The array is allocated in memory but each item in the area is uninitialized just like an uninitialized variable. In other words, the items in the array have not had their values set and are just taking the value that was held in memory until you explicitly assign them a value. Sometimes this value is 0 or close to it, but there is no guarantee what was in memory at those locations. Here is the note on the reference page:
empty, unlike zeros, does not set the array values to zero, and may therefore be marginally faster. On the other hand, it requires the user to manually set all the values in the array, and should be used with caution.
So unless you have a certain use case, go with
zeros or something else.

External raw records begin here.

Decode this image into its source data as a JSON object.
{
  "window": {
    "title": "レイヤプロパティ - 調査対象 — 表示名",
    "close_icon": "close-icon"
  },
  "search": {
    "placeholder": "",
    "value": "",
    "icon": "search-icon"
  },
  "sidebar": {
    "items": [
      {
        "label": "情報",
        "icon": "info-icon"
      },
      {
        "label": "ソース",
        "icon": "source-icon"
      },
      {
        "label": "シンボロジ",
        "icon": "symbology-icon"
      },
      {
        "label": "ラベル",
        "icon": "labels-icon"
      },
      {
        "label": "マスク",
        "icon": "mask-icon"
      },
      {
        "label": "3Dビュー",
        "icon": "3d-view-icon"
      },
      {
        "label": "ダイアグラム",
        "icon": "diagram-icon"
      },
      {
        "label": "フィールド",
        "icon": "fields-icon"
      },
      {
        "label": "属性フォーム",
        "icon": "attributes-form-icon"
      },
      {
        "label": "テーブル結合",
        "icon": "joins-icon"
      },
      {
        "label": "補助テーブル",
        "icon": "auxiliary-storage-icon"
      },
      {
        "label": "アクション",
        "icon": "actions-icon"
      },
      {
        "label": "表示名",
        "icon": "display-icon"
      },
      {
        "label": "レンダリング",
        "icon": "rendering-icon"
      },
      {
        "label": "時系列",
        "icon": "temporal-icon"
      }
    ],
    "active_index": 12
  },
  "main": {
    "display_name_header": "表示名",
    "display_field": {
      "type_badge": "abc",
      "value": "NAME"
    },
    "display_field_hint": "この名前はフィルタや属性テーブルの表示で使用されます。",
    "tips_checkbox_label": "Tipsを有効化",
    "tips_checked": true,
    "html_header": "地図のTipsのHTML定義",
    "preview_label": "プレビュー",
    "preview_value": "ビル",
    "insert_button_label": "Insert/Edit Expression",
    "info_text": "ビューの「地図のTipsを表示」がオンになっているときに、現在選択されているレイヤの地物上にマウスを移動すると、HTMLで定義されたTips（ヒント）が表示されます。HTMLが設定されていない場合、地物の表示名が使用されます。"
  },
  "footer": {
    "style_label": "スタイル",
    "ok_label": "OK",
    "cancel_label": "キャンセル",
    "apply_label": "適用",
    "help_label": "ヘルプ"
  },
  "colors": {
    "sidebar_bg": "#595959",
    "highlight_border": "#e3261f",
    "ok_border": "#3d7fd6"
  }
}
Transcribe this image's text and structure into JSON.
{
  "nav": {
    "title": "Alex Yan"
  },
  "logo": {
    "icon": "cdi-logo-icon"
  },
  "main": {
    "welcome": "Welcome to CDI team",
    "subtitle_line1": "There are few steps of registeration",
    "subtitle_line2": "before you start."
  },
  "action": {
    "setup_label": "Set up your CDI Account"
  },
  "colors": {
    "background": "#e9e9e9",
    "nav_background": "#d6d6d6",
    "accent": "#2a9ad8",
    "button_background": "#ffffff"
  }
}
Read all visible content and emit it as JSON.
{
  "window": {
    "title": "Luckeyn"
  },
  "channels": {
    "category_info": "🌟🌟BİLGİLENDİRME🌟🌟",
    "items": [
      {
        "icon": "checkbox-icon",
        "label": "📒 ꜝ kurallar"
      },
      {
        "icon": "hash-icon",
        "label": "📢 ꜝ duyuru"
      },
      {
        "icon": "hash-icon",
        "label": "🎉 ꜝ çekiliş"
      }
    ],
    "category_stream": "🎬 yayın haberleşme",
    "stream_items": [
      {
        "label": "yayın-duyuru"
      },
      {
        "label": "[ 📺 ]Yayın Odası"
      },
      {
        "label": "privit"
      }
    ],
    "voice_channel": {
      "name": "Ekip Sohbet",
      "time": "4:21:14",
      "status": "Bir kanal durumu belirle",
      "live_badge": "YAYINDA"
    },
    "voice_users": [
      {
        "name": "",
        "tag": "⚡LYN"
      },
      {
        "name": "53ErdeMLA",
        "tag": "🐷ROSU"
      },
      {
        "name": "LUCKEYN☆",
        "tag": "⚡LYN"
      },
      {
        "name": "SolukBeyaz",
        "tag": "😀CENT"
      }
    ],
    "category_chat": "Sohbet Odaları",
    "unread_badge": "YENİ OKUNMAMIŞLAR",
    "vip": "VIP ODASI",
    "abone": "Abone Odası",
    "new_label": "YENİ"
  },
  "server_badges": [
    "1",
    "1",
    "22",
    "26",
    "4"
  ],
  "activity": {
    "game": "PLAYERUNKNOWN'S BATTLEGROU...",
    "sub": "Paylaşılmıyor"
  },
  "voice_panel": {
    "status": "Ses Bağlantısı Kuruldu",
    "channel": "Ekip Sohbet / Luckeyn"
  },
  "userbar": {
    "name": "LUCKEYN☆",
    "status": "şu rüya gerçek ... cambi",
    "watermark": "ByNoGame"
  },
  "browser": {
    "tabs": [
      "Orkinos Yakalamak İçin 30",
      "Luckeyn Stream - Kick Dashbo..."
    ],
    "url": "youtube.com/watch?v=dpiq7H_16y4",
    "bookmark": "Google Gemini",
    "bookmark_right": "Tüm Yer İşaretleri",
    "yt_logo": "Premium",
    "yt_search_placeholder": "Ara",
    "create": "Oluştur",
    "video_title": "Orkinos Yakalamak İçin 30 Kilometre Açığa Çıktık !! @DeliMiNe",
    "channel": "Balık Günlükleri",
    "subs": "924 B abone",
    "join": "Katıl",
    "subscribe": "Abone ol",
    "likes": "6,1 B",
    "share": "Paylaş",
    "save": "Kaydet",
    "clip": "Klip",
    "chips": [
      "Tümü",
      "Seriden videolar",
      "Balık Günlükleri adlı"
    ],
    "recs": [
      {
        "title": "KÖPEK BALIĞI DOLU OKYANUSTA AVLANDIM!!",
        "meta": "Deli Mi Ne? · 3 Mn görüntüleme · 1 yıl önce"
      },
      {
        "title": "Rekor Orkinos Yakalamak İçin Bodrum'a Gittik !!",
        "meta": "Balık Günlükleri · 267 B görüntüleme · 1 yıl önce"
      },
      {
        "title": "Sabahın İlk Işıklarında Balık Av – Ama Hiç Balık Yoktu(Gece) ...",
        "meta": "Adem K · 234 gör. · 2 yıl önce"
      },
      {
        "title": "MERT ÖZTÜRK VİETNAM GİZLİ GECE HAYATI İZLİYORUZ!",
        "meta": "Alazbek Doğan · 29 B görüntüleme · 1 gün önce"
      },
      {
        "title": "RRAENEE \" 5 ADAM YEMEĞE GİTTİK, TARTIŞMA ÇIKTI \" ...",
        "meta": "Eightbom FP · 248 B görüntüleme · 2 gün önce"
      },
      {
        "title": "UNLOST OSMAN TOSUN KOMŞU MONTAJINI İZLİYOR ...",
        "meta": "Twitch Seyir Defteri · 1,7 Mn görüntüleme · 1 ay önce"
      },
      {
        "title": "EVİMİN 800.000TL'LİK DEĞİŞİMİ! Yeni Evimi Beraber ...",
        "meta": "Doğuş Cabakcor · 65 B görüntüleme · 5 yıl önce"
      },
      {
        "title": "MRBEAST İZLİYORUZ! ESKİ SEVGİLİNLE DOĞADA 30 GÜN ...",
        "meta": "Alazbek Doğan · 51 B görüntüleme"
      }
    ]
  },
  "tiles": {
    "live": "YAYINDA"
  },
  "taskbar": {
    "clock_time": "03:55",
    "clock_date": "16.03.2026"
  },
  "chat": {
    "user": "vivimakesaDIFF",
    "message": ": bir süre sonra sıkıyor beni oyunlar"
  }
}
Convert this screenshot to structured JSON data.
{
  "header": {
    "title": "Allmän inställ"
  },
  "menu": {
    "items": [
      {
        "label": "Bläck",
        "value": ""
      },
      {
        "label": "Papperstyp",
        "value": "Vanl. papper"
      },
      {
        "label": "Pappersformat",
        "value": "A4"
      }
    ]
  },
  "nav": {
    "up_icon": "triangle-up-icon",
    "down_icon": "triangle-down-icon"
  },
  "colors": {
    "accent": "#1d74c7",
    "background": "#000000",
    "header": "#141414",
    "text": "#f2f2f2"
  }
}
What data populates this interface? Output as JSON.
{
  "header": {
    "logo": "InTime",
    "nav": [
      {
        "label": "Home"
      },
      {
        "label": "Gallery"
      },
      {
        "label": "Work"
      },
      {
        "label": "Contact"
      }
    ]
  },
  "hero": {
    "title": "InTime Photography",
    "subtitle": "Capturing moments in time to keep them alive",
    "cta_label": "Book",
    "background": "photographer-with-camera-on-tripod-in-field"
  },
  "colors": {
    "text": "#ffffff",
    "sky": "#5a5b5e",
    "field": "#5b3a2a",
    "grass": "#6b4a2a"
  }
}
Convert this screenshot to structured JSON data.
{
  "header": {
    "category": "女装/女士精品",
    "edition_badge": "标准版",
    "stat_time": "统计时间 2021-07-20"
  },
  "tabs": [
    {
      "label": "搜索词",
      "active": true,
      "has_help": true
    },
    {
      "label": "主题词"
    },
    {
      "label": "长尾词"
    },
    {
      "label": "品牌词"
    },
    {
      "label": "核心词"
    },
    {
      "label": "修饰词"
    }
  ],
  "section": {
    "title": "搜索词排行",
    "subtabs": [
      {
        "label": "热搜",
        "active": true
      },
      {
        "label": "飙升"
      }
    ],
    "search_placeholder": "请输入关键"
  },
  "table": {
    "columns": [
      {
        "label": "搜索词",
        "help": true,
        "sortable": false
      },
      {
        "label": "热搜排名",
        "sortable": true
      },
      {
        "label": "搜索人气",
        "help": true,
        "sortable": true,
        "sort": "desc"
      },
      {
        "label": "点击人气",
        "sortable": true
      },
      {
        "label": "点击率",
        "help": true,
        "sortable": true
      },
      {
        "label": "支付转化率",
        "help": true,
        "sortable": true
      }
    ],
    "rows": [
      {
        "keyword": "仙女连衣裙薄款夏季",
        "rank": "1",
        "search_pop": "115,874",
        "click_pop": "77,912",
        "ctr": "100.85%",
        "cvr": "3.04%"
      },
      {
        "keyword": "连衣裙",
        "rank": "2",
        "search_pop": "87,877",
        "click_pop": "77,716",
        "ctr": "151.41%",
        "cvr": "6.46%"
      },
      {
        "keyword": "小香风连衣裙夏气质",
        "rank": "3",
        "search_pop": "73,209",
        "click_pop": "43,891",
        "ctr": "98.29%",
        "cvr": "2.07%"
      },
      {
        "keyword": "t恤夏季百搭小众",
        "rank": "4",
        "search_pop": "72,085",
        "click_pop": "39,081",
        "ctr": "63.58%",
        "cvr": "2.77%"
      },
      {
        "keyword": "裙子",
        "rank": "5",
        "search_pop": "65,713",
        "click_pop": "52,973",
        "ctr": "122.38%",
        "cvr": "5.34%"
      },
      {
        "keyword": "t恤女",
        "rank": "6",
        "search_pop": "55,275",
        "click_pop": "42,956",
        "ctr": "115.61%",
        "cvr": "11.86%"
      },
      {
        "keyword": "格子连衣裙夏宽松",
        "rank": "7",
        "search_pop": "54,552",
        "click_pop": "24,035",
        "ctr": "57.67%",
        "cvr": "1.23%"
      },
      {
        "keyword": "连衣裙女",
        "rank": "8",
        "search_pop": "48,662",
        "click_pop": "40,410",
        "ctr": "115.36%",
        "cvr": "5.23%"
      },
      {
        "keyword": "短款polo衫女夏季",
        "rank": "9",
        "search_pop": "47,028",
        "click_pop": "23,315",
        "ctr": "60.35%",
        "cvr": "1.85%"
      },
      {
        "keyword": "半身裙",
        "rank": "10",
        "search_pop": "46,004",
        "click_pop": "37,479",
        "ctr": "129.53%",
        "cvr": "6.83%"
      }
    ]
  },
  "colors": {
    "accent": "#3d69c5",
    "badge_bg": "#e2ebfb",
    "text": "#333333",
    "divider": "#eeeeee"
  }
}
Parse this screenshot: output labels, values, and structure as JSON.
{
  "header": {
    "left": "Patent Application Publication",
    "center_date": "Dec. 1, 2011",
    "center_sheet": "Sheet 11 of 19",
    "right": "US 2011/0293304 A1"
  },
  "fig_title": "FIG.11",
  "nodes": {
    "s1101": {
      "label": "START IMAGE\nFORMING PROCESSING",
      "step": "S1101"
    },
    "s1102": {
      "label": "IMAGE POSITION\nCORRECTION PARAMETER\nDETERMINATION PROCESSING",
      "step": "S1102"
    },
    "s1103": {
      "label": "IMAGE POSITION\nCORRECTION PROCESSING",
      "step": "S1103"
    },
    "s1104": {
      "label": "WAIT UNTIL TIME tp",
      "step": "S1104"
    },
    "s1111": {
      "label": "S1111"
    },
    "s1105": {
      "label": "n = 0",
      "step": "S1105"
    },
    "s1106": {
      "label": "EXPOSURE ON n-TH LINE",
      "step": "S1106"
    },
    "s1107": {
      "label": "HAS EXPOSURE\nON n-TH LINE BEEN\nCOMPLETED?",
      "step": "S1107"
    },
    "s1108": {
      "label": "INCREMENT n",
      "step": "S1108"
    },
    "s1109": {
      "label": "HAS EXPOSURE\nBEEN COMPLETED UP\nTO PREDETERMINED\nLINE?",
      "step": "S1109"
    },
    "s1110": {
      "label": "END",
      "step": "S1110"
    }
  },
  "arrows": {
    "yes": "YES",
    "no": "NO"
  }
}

I'll also note that typically Python does not allow you to just declare a variable without initializing it, which is why this behavior might seem strange.